The candidate, the bands and a handful of speakers all addressed the crowd from a small platform at the top of a slight incline. This makeshift stage was surrounded by supporters and bunting on all sides, and the simple setup had a retro effect -- especially when Grizzly Bear played their dreamy rock songs using organ and hollow-body guitar. They opened with "While You Wait for Others" and "Knife," both of which inspired casual head-nodding. I hadn't seen any of Grizzly Bear shirts in the audience, and only one volunteer I spoke with even knew who they were, but plenty of people cheered when they began "Two Weeks," their final song. A sound issue threw accidental distortion into an otherwise clean arrangement. "We lost the keyboard, but it doesn't matter because we're all here for Bernie Sanders," Droste said before leaving stage.
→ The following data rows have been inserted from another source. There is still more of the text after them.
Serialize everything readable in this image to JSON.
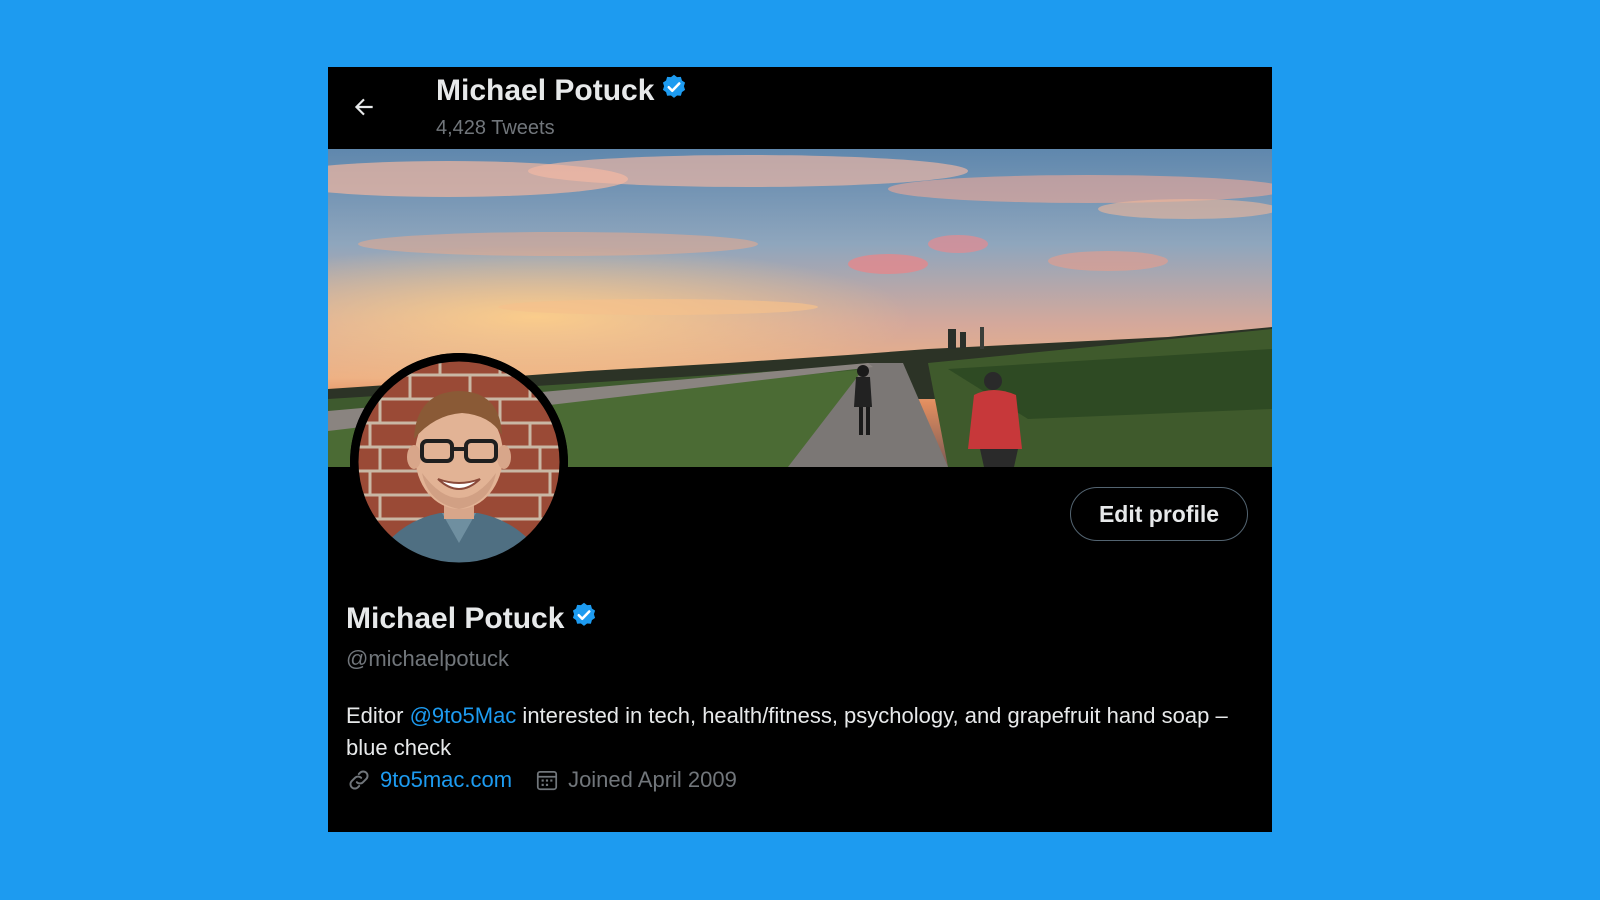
{
  "colors": {
    "page_background": "#1d9bf0",
    "card_background": "#000000",
    "primary_text": "#e7e9ea",
    "secondary_text": "#71767b",
    "accent": "#1d9bf0"
  },
  "header": {
    "back_icon": "arrow-left-icon",
    "title": "Michael Potuck",
    "verified_icon": "verified-badge-icon",
    "subtitle": "4,428 Tweets"
  },
  "profile": {
    "banner": "sunset-cycling-banner",
    "avatar": "profile-photo",
    "edit_button_label": "Edit profile",
    "name": "Michael Potuck",
    "handle": "@michaelpotuck",
    "bio": {
      "prefix": "Editor ",
      "mention": "@9to5Mac",
      "suffix": " interested in tech, health/fitness, psychology, and grapefruit hand soap – blue check"
    },
    "website_icon": "link-icon",
    "website": "9to5mac.com",
    "joined_icon": "calendar-icon",
    "joined": "Joined April 2009"
  }
}
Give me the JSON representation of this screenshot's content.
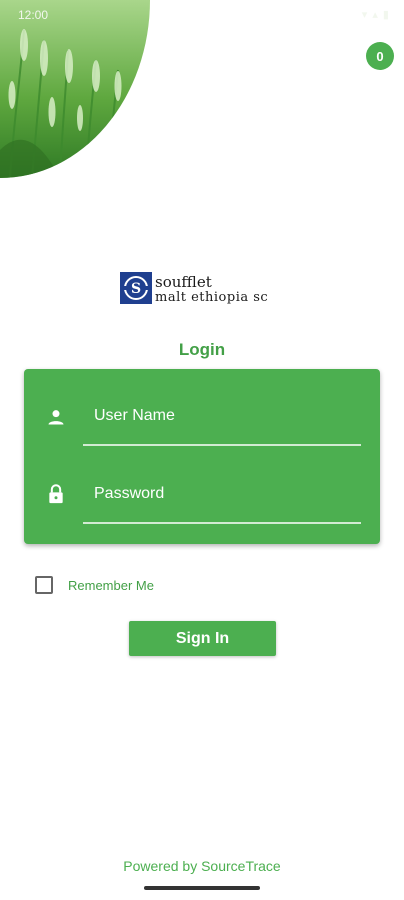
{
  "status_bar": {
    "time": "12:00",
    "icons": "▾ ▴ ▮"
  },
  "hero": {
    "image": "wheat-field"
  },
  "badge": {
    "count": "0"
  },
  "logo": {
    "line1": "soufflet",
    "line2": "malt ethiopia sc",
    "mark_letter": "S"
  },
  "login": {
    "title": "Login"
  },
  "form": {
    "username_placeholder": "User Name",
    "password_placeholder": "Password",
    "remember_label": "Remember Me",
    "remember_checked": false,
    "submit_label": "Sign In"
  },
  "footer": {
    "powered_by": "Powered by SourceTrace"
  },
  "colors": {
    "accent": "#4caf50",
    "accent_text": "#43a047",
    "background": "#ffffff"
  }
}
Concert or not, an 18-year-old self-described "political junkie" from nearby Crown Heights -- he has been to NYC rallies for all major candidates -- told me that this scene was relatively laid back compared to other campaign stops. Speakers liked CNN's Sally Kohn, Hawaii congresswoman Tulsi Gabbard, and New York councilman Jumaane Williams helped change this, and finally Danny DeVito got people chanting the name of "our Obi-Wan." His entry line? "I just hugged the man who shook the hand of the Pope!"
Finally, four hours after gates opened, Sanders and his wife Jane walked onstage, thanking the bands, speakers and DeVito, "one of the great actors in America." (The remark was an unexpected source of controversy: "That made me think, 'I don't [know] if I could vote for this guy,'" a Brooklyn resident in his mid-20s admitted after the rally.) "When I was a kid growing up in Flatbush our parents would take us to Prospect Park," Sanders continued. "Do they still have the seals and elephants? I was never here speaking to 20,000 people, so thank you all very much for being here."
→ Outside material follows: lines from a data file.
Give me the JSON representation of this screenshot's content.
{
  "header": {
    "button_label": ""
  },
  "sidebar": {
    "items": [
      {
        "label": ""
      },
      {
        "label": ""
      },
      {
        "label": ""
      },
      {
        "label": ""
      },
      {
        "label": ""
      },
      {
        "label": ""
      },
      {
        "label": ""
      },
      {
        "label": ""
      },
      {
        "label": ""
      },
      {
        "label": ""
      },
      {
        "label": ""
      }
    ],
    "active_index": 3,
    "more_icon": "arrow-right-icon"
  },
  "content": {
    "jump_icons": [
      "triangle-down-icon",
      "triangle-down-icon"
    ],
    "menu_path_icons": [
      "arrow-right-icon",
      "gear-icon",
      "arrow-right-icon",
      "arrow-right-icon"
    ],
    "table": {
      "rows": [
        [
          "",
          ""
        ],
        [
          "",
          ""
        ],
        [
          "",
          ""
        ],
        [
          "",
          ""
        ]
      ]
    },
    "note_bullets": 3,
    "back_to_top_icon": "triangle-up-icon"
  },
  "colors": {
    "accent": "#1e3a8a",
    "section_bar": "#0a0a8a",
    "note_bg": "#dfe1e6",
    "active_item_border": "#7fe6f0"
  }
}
The speech touched on most social justice issues that the Left has fought for over the last decade -- the anti-fracking portion was particularly head-spinning for anyone who learned about issue from anti-fracking leaflets foisted upon them outside Celebrate Brooklyn! concerts at the nearby bandshell. And though some have suggested that the campaign is a culmination of the Leftist movements that first raised these issues, the diversity of the crowd (among other things) makes this sort of narrative difficult to sustain. Grizzly Bear's performance, even, could have been seen as the culmination of countless indie and DIY Bernie benefit shows in Williamsburg and Bushwick, but many in the crowd had never heard of Grizzly Bear before the rally. Some couldn't even remember their name afterwards.
"I only knew the first artist," a student from Crown Heights told me as we both left the park, referring to the reggae singer Stephens. "I didn't know the Grizzlies. I liked it though. But the first artist came on and I was like, 'Wait, who is this?'" When I asked if she liked Stephens' song in support of Bernie Sanders, she paused and smiled and looked up at the sky. "I did. I sang along."